PROBLEM DESCRIPTION:
Without the pictures, reproduce the entries below exactly.

- - -

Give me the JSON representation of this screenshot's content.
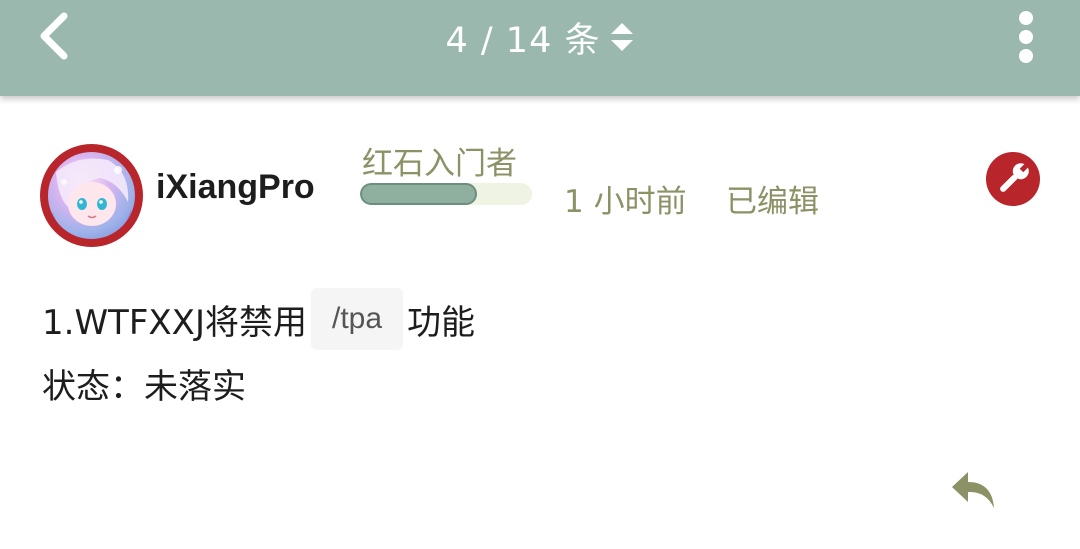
{
  "header": {
    "position_label": "4 / 14 条",
    "back_icon": "chevron-left-icon",
    "sort_icon": "sort-updown-icon",
    "more_icon": "more-vertical-icon",
    "bar_color": "#9ab8ae"
  },
  "post": {
    "username": "iXiangPro",
    "rank_title": "红石入门者",
    "rank_progress": 0.68,
    "time": "1 小时前",
    "edited_label": "已编辑",
    "admin_icon": "wrench-icon",
    "accent_color": "#b8252a",
    "meta_color": "#8c9166",
    "content": {
      "line1_prefix": "1.WTFXXJ将禁用",
      "line1_code": "/tpa",
      "line1_suffix": "功能",
      "line2": "状态：未落实"
    },
    "reply_icon": "reply-icon"
  }
}
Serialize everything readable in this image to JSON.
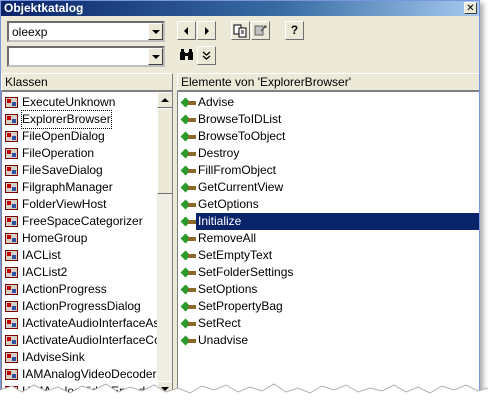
{
  "window": {
    "title": "Objektkatalog",
    "close_glyph": "✕"
  },
  "toolbar": {
    "library_combo_value": "oleexp",
    "search_combo_value": "",
    "back_icon": "back-arrow-icon",
    "forward_icon": "forward-arrow-icon",
    "copy_icon": "copy-to-clipboard-icon",
    "view_definition_icon": "view-definition-icon",
    "help_glyph": "?",
    "search_glyph": "🔍",
    "toggle_glyph": "⌄"
  },
  "classes": {
    "header": "Klassen",
    "items": [
      "ExecuteUnknown",
      "ExplorerBrowser",
      "FileOpenDialog",
      "FileOperation",
      "FileSaveDialog",
      "FilgraphManager",
      "FolderViewHost",
      "FreeSpaceCategorizer",
      "HomeGroup",
      "IACList",
      "IACList2",
      "IActionProgress",
      "IActionProgressDialog",
      "IActivateAudioInterfaceAs",
      "IActivateAudioInterfaceCo",
      "IAdviseSink",
      "IAMAnalogVideoDecoder",
      "IAMAnalogVideoEncoder"
    ],
    "focused_index": 1
  },
  "members": {
    "header": "Elemente von 'ExplorerBrowser'",
    "items": [
      "Advise",
      "BrowseToIDList",
      "BrowseToObject",
      "Destroy",
      "FillFromObject",
      "GetCurrentView",
      "GetOptions",
      "Initialize",
      "RemoveAll",
      "SetEmptyText",
      "SetFolderSettings",
      "SetOptions",
      "SetPropertyBag",
      "SetRect",
      "Unadvise"
    ],
    "selected_index": 7
  },
  "colors": {
    "selection": "#0a246a",
    "window_bg": "#ece9d8",
    "title_start": "#0a246a"
  }
}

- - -

WRITTEN SOLUTION:
Give me the JSON representation of this screenshot's content.
{
  "header": {
    "position_label": "4 / 14 条",
    "back_icon": "chevron-left-icon",
    "sort_icon": "sort-updown-icon",
    "more_icon": "more-vertical-icon",
    "bar_color": "#9ab8ae"
  },
  "post": {
    "username": "iXiangPro",
    "rank_title": "红石入门者",
    "rank_progress": 0.68,
    "time": "1 小时前",
    "edited_label": "已编辑",
    "admin_icon": "wrench-icon",
    "accent_color": "#b8252a",
    "meta_color": "#8c9166",
    "content": {
      "line1_prefix": "1.WTFXXJ将禁用",
      "line1_code": "/tpa",
      "line1_suffix": "功能",
      "line2": "状态：未落实"
    },
    "reply_icon": "reply-icon"
  }
}
Serialize everything readable in this image to JSON.
{
  "window": {
    "title": "Objektkatalog",
    "close_glyph": "✕"
  },
  "toolbar": {
    "library_combo_value": "oleexp",
    "search_combo_value": "",
    "back_icon": "back-arrow-icon",
    "forward_icon": "forward-arrow-icon",
    "copy_icon": "copy-to-clipboard-icon",
    "view_definition_icon": "view-definition-icon",
    "help_glyph": "?",
    "search_glyph": "🔍",
    "toggle_glyph": "⌄"
  },
  "classes": {
    "header": "Klassen",
    "items": [
      "ExecuteUnknown",
      "ExplorerBrowser",
      "FileOpenDialog",
      "FileOperation",
      "FileSaveDialog",
      "FilgraphManager",
      "FolderViewHost",
      "FreeSpaceCategorizer",
      "HomeGroup",
      "IACList",
      "IACList2",
      "IActionProgress",
      "IActionProgressDialog",
      "IActivateAudioInterfaceAs",
      "IActivateAudioInterfaceCo",
      "IAdviseSink",
      "IAMAnalogVideoDecoder",
      "IAMAnalogVideoEncoder"
    ],
    "focused_index": 1
  },
  "members": {
    "header": "Elemente von 'ExplorerBrowser'",
    "items": [
      "Advise",
      "BrowseToIDList",
      "BrowseToObject",
      "Destroy",
      "FillFromObject",
      "GetCurrentView",
      "GetOptions",
      "Initialize",
      "RemoveAll",
      "SetEmptyText",
      "SetFolderSettings",
      "SetOptions",
      "SetPropertyBag",
      "SetRect",
      "Unadvise"
    ],
    "selected_index": 7
  },
  "colors": {
    "selection": "#0a246a",
    "window_bg": "#ece9d8",
    "title_start": "#0a246a"
  }
}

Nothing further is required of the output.